The Lamy 1.5mm calligraphy nib fits on almost any Lamy fountain pen very easily. Just slip off the normal nib from the feed, and slide the 1.5mm nib on. If you have a Safari, Vista, or AL-Star lying around, this is a great way to try out a well-made calligraphy nib. There are many other options, but rarely for this price.

First looking at the nib, you can't really tell it apart from the other Lamy nibs. Then, you notice the blunt tip and the large "1.5" stamped on the top and realize how wide it actually is. I really had no idea it would be that wide. Little did I know.

I put the nib on a Safari that I had lying in a drawer, and promptly filled it up with some green ink. In my rush, I didn't think to pick out an ink that has great shading qualities, so I was little disappointed to find that the finished product looked a bit like a magic marker line—wide and wet. After a quick flush, I filled it with J. Herbin Rouge Hematite. What a difference that made.
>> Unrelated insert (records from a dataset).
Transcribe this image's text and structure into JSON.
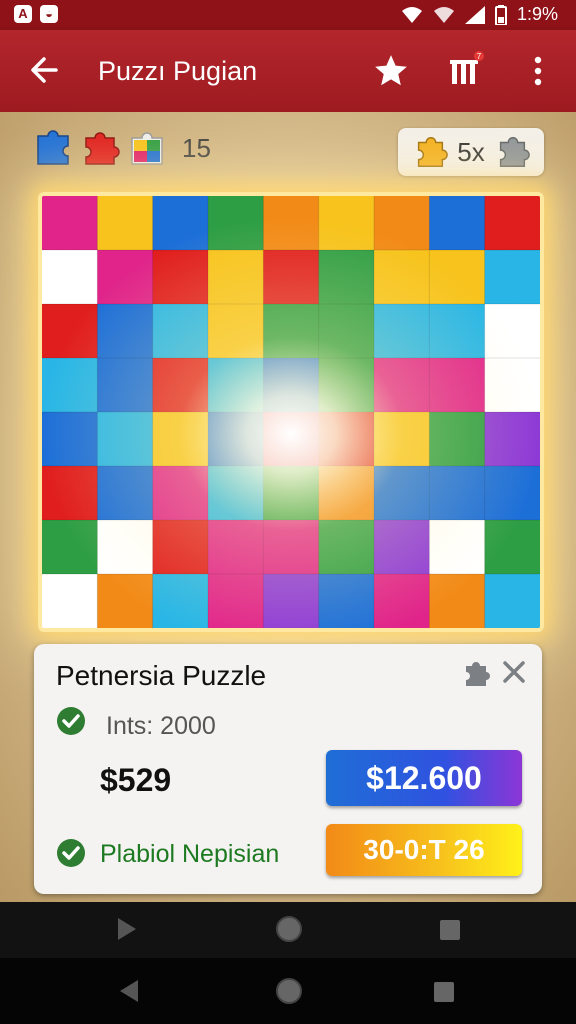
{
  "status_bar": {
    "time": "1:9%",
    "left_icons": [
      "notification-a-icon",
      "notification-b-icon"
    ],
    "right_icons": [
      "wifi-icon",
      "wifi-icon",
      "signal-icon",
      "battery-icon"
    ]
  },
  "app_bar": {
    "title": "Puzzı Pugian",
    "color": "#a81f25",
    "icons": [
      "back-arrow-icon",
      "star-icon",
      "stats-icon",
      "more-vert-icon"
    ],
    "stats_badge": "7"
  },
  "pieces": {
    "count": "15",
    "icons": [
      "blue-piece-icon",
      "red-piece-icon",
      "mixed-piece-icon"
    ]
  },
  "multiplier": {
    "label": "5x",
    "icons": [
      "gold-piece-icon",
      "gray-piece-icon"
    ]
  },
  "card": {
    "title": "Petnersia Puzzle",
    "ints": "Ints: 2000",
    "price": "$529",
    "buy_label": "$12.600",
    "green_label": "Plabiol Nepisian",
    "timer_label": "30-0:T 26",
    "icons": [
      "gear-piece-icon",
      "close-icon",
      "check-circle-icon"
    ]
  },
  "colors": {
    "accent": "#a81f25",
    "check": "#2e7d32",
    "buy_blue": "#2f52e0",
    "timer_orange": "#f5a31a"
  },
  "nav": {
    "row1": [
      "back-triangle-icon",
      "home-circle-icon",
      "recents-square-icon"
    ],
    "row2": [
      "back-triangle-icon",
      "home-circle-icon",
      "recents-square-icon"
    ]
  }
}
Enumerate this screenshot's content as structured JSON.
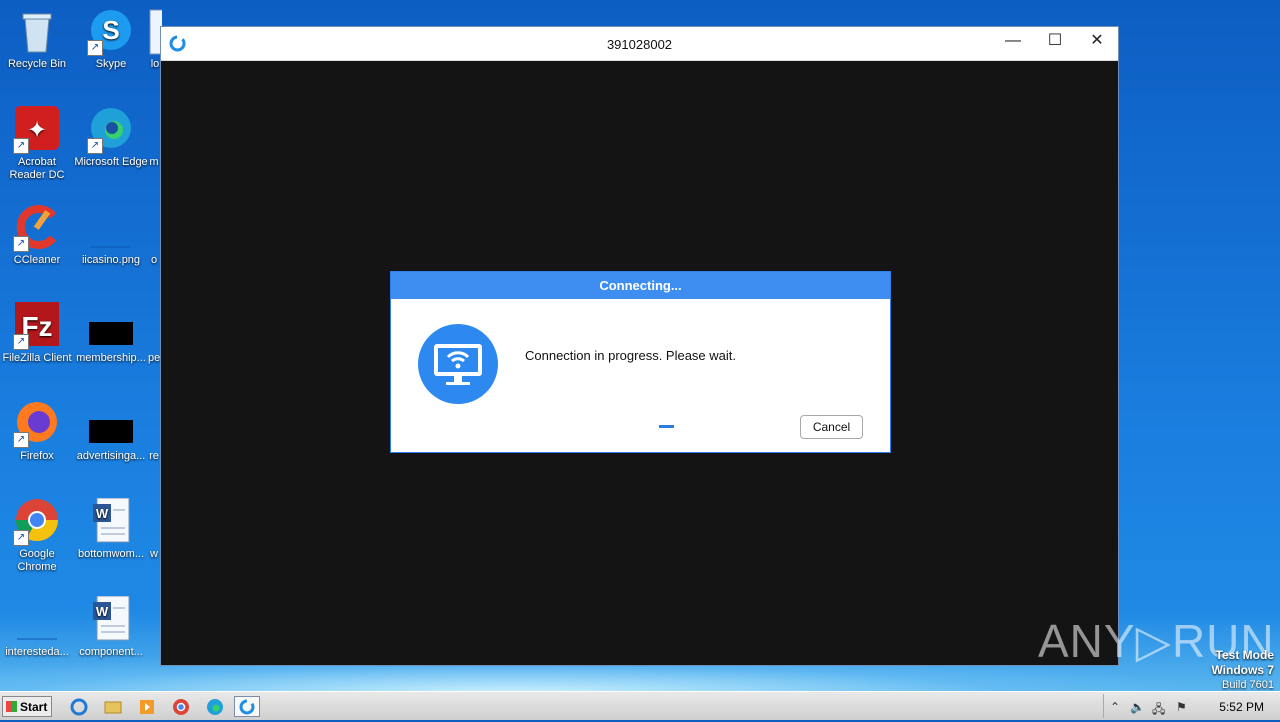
{
  "desktop": {
    "icons": [
      {
        "label": "Recycle Bin"
      },
      {
        "label": "Skype"
      },
      {
        "label": "Acrobat Reader DC"
      },
      {
        "label": "Microsoft Edge"
      },
      {
        "label": "CCleaner"
      },
      {
        "label": "iicasino.png"
      },
      {
        "label": "FileZilla Client"
      },
      {
        "label": "membership..."
      },
      {
        "label": "Firefox"
      },
      {
        "label": "advertisinga..."
      },
      {
        "label": "Google Chrome"
      },
      {
        "label": "bottomwom..."
      },
      {
        "label": "interesteda..."
      },
      {
        "label": "component..."
      }
    ],
    "partial_labels": [
      "lo",
      "m",
      "o",
      "pe",
      "re",
      "w"
    ]
  },
  "window": {
    "title": "391028002",
    "minimize": "—",
    "maximize": "☐",
    "close": "✕"
  },
  "dialog": {
    "title": "Connecting...",
    "message": "Connection in progress. Please wait.",
    "cancel_label": "Cancel"
  },
  "watermark": {
    "text": "ANY▷RUN"
  },
  "os": {
    "line1": "Test Mode",
    "line2": "Windows 7",
    "line3": "Build 7601"
  },
  "taskbar": {
    "start_label": "Start",
    "clock": "5:52 PM"
  },
  "colors": {
    "dialog_header": "#3d8ef0",
    "accent": "#2d89ef"
  }
}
It no longer looked like a magic marker line, but a sophisticated and interesting line of varying widths, shades, and hues.

This nib was made to be used with calligraphy lettering. I don't do much calligraphy lettering, and I certainly don't claim to be any good at it. Using this nib and experimenting with the variations, I wanted to practice lettering a lot more. Expert lettering really takes a lot of skill and practice, and I really admire anyone who can make it look fluid and consistent. They've put a lot of practice into it, and they can make it look as easy as scribbling in a Field Notes book propped up on my knee.

That said, I didn't really find much place for this nib in my everyday writing. For one, you have to write really big in order to form letters and words (as opposed to big blobs of ink). Second, since the nib is wide and requires a bit more from the feed system, there are consistent starting issues. They're never difficult to get rid of, and I found that they're actually very predictable, but they're still frustrating in general writing practices.

For me, this nib gives me two things: the ability to play and experiment with large, ornate lettering, and a nib that provides a great showcase for inks that have excellent shading properties. This nib is more about creating art, and much less about writing things down.

If you're even the slightest bit interesting in calligraphy nibs, and you already have a Lamy, I can't think of a better way to try out a calligraphy fountain pen (I'm not counting disposable porous tip pens here) than the Lamy nibs. They have other sizes besides the 1.5mm, which are 1.1mm and 1.9mm. I just recommend getting an ink that shades well to go with it!

Posted on October 15, 2014 and filed under Fountain Pens, Lamy, Pen Reviews.